Stored items:
--- START ---

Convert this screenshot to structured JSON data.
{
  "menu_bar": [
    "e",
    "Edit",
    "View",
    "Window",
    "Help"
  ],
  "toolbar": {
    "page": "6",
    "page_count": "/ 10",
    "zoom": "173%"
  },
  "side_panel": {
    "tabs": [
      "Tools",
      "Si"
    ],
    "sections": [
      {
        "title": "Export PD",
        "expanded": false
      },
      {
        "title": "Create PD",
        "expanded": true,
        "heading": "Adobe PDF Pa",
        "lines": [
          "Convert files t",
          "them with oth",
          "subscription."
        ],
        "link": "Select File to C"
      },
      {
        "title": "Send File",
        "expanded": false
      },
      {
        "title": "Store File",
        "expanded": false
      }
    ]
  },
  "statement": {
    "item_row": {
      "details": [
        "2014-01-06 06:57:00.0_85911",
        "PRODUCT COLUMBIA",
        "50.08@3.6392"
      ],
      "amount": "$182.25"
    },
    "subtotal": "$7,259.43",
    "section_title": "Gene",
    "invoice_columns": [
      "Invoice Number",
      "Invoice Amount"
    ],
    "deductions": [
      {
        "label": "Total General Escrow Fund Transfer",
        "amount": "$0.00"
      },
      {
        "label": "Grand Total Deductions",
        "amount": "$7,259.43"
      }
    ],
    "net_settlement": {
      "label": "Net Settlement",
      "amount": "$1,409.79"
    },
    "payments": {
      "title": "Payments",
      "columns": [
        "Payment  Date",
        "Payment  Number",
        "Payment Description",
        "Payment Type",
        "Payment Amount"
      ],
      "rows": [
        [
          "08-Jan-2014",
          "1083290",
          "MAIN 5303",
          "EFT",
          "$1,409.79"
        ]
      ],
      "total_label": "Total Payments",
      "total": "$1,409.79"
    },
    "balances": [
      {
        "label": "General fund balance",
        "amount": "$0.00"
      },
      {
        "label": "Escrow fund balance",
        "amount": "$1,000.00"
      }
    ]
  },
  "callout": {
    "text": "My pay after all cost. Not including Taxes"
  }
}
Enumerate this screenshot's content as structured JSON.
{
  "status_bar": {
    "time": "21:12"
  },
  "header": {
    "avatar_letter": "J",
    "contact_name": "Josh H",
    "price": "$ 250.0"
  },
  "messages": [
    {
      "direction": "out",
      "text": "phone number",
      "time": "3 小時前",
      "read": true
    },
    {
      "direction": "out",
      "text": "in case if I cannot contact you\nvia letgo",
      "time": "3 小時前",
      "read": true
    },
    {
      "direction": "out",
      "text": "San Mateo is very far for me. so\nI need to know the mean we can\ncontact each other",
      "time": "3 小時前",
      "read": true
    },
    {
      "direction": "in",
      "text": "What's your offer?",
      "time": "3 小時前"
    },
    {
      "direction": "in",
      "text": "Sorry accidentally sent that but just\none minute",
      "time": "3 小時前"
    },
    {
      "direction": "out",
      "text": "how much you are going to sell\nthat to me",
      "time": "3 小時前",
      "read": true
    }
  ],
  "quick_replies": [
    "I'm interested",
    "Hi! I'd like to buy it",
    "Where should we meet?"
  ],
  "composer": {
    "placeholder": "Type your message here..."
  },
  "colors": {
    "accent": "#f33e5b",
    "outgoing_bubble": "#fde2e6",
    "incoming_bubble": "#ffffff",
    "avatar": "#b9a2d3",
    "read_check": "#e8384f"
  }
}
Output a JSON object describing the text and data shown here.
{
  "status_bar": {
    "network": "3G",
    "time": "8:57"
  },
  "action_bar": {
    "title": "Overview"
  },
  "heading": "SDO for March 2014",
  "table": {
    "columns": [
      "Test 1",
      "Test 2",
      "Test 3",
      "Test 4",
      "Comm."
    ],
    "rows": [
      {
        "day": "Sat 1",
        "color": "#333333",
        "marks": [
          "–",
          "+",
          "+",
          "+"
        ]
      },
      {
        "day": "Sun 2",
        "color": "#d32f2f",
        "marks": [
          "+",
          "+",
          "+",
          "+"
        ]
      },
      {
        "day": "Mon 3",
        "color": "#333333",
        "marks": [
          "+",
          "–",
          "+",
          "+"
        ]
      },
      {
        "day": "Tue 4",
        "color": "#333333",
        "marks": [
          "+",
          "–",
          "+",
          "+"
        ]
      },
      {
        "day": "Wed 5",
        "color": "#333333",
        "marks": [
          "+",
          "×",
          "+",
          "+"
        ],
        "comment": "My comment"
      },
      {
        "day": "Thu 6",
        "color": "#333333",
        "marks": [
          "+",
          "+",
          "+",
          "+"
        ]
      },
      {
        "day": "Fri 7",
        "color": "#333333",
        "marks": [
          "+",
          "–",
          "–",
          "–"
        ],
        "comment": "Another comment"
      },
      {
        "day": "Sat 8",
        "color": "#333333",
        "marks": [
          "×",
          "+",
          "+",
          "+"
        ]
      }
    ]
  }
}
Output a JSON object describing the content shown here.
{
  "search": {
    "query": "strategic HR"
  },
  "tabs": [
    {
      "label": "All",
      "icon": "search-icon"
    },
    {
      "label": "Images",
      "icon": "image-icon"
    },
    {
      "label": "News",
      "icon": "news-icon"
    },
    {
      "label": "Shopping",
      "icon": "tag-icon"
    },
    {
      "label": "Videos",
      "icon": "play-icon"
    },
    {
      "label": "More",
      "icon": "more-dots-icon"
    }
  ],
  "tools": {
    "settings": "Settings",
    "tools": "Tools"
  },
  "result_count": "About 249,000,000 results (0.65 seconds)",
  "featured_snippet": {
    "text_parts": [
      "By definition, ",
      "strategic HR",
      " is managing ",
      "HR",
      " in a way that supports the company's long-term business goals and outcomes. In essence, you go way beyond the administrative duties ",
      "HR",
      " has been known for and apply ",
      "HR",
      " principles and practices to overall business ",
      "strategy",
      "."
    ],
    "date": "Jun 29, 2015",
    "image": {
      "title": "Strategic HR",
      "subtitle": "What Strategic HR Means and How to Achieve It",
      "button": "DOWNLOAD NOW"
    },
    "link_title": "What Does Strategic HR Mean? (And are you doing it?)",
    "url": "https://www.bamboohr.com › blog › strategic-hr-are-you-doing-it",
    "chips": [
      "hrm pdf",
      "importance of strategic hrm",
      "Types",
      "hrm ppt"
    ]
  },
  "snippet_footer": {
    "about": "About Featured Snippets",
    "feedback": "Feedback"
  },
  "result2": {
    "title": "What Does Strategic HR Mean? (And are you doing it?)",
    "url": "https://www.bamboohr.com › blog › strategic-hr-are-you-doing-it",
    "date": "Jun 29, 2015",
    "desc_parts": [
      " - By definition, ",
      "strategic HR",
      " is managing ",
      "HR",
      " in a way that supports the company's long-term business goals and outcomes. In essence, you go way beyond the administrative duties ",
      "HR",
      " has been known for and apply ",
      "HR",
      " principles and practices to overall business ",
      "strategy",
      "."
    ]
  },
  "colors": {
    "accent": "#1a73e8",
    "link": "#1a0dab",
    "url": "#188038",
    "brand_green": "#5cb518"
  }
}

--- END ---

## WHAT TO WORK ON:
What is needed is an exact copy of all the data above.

## RESULT OF THE EXERCISE:
Convert this screenshot to structured JSON data.
{
  "menu_bar": [
    "e",
    "Edit",
    "View",
    "Window",
    "Help"
  ],
  "toolbar": {
    "page": "6",
    "page_count": "/ 10",
    "zoom": "173%"
  },
  "side_panel": {
    "tabs": [
      "Tools",
      "Si"
    ],
    "sections": [
      {
        "title": "Export PD",
        "expanded": false
      },
      {
        "title": "Create PD",
        "expanded": true,
        "heading": "Adobe PDF Pa",
        "lines": [
          "Convert files t",
          "them with oth",
          "subscription."
        ],
        "link": "Select File to C"
      },
      {
        "title": "Send File",
        "expanded": false
      },
      {
        "title": "Store File",
        "expanded": false
      }
    ]
  },
  "statement": {
    "item_row": {
      "details": [
        "2014-01-06 06:57:00.0_85911",
        "PRODUCT COLUMBIA",
        "50.08@3.6392"
      ],
      "amount": "$182.25"
    },
    "subtotal": "$7,259.43",
    "section_title": "Gene",
    "invoice_columns": [
      "Invoice Number",
      "Invoice Amount"
    ],
    "deductions": [
      {
        "label": "Total General Escrow Fund Transfer",
        "amount": "$0.00"
      },
      {
        "label": "Grand Total Deductions",
        "amount": "$7,259.43"
      }
    ],
    "net_settlement": {
      "label": "Net Settlement",
      "amount": "$1,409.79"
    },
    "payments": {
      "title": "Payments",
      "columns": [
        "Payment  Date",
        "Payment  Number",
        "Payment Description",
        "Payment Type",
        "Payment Amount"
      ],
      "rows": [
        [
          "08-Jan-2014",
          "1083290",
          "MAIN 5303",
          "EFT",
          "$1,409.79"
        ]
      ],
      "total_label": "Total Payments",
      "total": "$1,409.79"
    },
    "balances": [
      {
        "label": "General fund balance",
        "amount": "$0.00"
      },
      {
        "label": "Escrow fund balance",
        "amount": "$1,000.00"
      }
    ]
  },
  "callout": {
    "text": "My pay after all cost. Not including Taxes"
  }
}
Enumerate this screenshot's content as structured JSON.
{
  "status_bar": {
    "time": "21:12"
  },
  "header": {
    "avatar_letter": "J",
    "contact_name": "Josh H",
    "price": "$ 250.0"
  },
  "messages": [
    {
      "direction": "out",
      "text": "phone number",
      "time": "3 小時前",
      "read": true
    },
    {
      "direction": "out",
      "text": "in case if I cannot contact you\nvia letgo",
      "time": "3 小時前",
      "read": true
    },
    {
      "direction": "out",
      "text": "San Mateo is very far for me. so\nI need to know the mean we can\ncontact each other",
      "time": "3 小時前",
      "read": true
    },
    {
      "direction": "in",
      "text": "What's your offer?",
      "time": "3 小時前"
    },
    {
      "direction": "in",
      "text": "Sorry accidentally sent that but just\none minute",
      "time": "3 小時前"
    },
    {
      "direction": "out",
      "text": "how much you are going to sell\nthat to me",
      "time": "3 小時前",
      "read": true
    }
  ],
  "quick_replies": [
    "I'm interested",
    "Hi! I'd like to buy it",
    "Where should we meet?"
  ],
  "composer": {
    "placeholder": "Type your message here..."
  },
  "colors": {
    "accent": "#f33e5b",
    "outgoing_bubble": "#fde2e6",
    "incoming_bubble": "#ffffff",
    "avatar": "#b9a2d3",
    "read_check": "#e8384f"
  }
}
Output a JSON object describing the text and data shown here.
{
  "status_bar": {
    "network": "3G",
    "time": "8:57"
  },
  "action_bar": {
    "title": "Overview"
  },
  "heading": "SDO for March 2014",
  "table": {
    "columns": [
      "Test 1",
      "Test 2",
      "Test 3",
      "Test 4",
      "Comm."
    ],
    "rows": [
      {
        "day": "Sat 1",
        "color": "#333333",
        "marks": [
          "–",
          "+",
          "+",
          "+"
        ]
      },
      {
        "day": "Sun 2",
        "color": "#d32f2f",
        "marks": [
          "+",
          "+",
          "+",
          "+"
        ]
      },
      {
        "day": "Mon 3",
        "color": "#333333",
        "marks": [
          "+",
          "–",
          "+",
          "+"
        ]
      },
      {
        "day": "Tue 4",
        "color": "#333333",
        "marks": [
          "+",
          "–",
          "+",
          "+"
        ]
      },
      {
        "day": "Wed 5",
        "color": "#333333",
        "marks": [
          "+",
          "×",
          "+",
          "+"
        ],
        "comment": "My comment"
      },
      {
        "day": "Thu 6",
        "color": "#333333",
        "marks": [
          "+",
          "+",
          "+",
          "+"
        ]
      },
      {
        "day": "Fri 7",
        "color": "#333333",
        "marks": [
          "+",
          "–",
          "–",
          "–"
        ],
        "comment": "Another comment"
      },
      {
        "day": "Sat 8",
        "color": "#333333",
        "marks": [
          "×",
          "+",
          "+",
          "+"
        ]
      }
    ]
  }
}
Output a JSON object describing the content shown here.
{
  "search": {
    "query": "strategic HR"
  },
  "tabs": [
    {
      "label": "All",
      "icon": "search-icon"
    },
    {
      "label": "Images",
      "icon": "image-icon"
    },
    {
      "label": "News",
      "icon": "news-icon"
    },
    {
      "label": "Shopping",
      "icon": "tag-icon"
    },
    {
      "label": "Videos",
      "icon": "play-icon"
    },
    {
      "label": "More",
      "icon": "more-dots-icon"
    }
  ],
  "tools": {
    "settings": "Settings",
    "tools": "Tools"
  },
  "result_count": "About 249,000,000 results (0.65 seconds)",
  "featured_snippet": {
    "text_parts": [
      "By definition, ",
      "strategic HR",
      " is managing ",
      "HR",
      " in a way that supports the company's long-term business goals and outcomes. In essence, you go way beyond the administrative duties ",
      "HR",
      " has been known for and apply ",
      "HR",
      " principles and practices to overall business ",
      "strategy",
      "."
    ],
    "date": "Jun 29, 2015",
    "image": {
      "title": "Strategic HR",
      "subtitle": "What Strategic HR Means and How to Achieve It",
      "button": "DOWNLOAD NOW"
    },
    "link_title": "What Does Strategic HR Mean? (And are you doing it?)",
    "url": "https://www.bamboohr.com › blog › strategic-hr-are-you-doing-it",
    "chips": [
      "hrm pdf",
      "importance of strategic hrm",
      "Types",
      "hrm ppt"
    ]
  },
  "snippet_footer": {
    "about": "About Featured Snippets",
    "feedback": "Feedback"
  },
  "result2": {
    "title": "What Does Strategic HR Mean? (And are you doing it?)",
    "url": "https://www.bamboohr.com › blog › strategic-hr-are-you-doing-it",
    "date": "Jun 29, 2015",
    "desc_parts": [
      " - By definition, ",
      "strategic HR",
      " is managing ",
      "HR",
      " in a way that supports the company's long-term business goals and outcomes. In essence, you go way beyond the administrative duties ",
      "HR",
      " has been known for and apply ",
      "HR",
      " principles and practices to overall business ",
      "strategy",
      "."
    ]
  },
  "colors": {
    "accent": "#1a73e8",
    "link": "#1a0dab",
    "url": "#188038",
    "brand_green": "#5cb518"
  }
}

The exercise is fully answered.